The quintet’s next incursion into the Silver songbook, “Strollin’,” yields even spongier hard bop. It’s only when we reach Junior Mance’s “Jubilation” that everything clicks outside the Vaché-Allred comfort zone. Not only does the ensemble ignite at the straight-ahead uptempo, Allred crafts an extended solo with a beautifully cogent architecture. Hammer nails his solo as impressively as Vaché here, and bassist Nicki Parrott shines in her most extended instrumental workout.

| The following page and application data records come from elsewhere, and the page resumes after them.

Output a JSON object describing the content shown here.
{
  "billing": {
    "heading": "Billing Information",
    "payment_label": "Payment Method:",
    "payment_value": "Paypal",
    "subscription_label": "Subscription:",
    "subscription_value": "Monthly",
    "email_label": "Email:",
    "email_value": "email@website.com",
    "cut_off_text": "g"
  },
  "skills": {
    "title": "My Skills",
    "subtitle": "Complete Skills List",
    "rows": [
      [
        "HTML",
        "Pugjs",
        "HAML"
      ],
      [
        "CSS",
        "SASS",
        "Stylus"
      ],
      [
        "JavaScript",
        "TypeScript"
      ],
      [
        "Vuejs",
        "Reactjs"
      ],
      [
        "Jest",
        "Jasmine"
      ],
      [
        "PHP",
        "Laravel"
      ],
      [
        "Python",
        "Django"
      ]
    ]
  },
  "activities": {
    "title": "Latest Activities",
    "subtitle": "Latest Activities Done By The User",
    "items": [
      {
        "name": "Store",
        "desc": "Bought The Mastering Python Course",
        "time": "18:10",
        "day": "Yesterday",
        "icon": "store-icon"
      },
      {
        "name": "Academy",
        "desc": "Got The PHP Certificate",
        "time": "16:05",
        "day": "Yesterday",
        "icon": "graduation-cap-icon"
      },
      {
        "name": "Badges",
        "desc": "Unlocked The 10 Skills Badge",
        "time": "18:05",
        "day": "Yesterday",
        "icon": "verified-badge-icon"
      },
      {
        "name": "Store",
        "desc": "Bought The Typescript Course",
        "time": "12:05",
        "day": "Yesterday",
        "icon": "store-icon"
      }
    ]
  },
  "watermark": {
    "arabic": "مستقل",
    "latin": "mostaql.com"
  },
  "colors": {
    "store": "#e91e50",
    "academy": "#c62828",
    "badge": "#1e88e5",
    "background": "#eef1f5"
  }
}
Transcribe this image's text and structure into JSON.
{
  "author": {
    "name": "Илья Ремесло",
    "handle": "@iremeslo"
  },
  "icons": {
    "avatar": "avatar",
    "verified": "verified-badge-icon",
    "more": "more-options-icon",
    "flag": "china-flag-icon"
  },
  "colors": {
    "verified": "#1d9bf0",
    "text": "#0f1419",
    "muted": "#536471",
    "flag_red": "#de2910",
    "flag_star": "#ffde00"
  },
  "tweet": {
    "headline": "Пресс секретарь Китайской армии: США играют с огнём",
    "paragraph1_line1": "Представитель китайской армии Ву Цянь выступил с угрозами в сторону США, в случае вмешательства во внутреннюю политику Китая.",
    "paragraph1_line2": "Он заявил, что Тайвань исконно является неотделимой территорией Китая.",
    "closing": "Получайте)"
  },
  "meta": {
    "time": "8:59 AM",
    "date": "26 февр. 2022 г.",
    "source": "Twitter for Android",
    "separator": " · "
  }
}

Parrott unveils a velvety voice later on, joshing with Vaché on James P. Johnson’s “Sweet Hunk o’ Trash.” Fair warning: Vaché’s larynx isn’t much of an instrument. Personality props it up.
Luckily, the Jubilation playlist lies mostly within the combo’s pre-’50s comfort zone. Allred cuddles up engagingly with “Change Partners” after sitting out Vaché’s embrace of “My One and Only Love.” Williams revels in the spotlight of the Gershwins’ “Strike Up the Band,” featuring a memorably soft dialogue between the brasses before the final roar. It’s the Ellington-Tizol classic, “Caravan,” that calls upon the utmost of Williams’ artistry, which is considerable.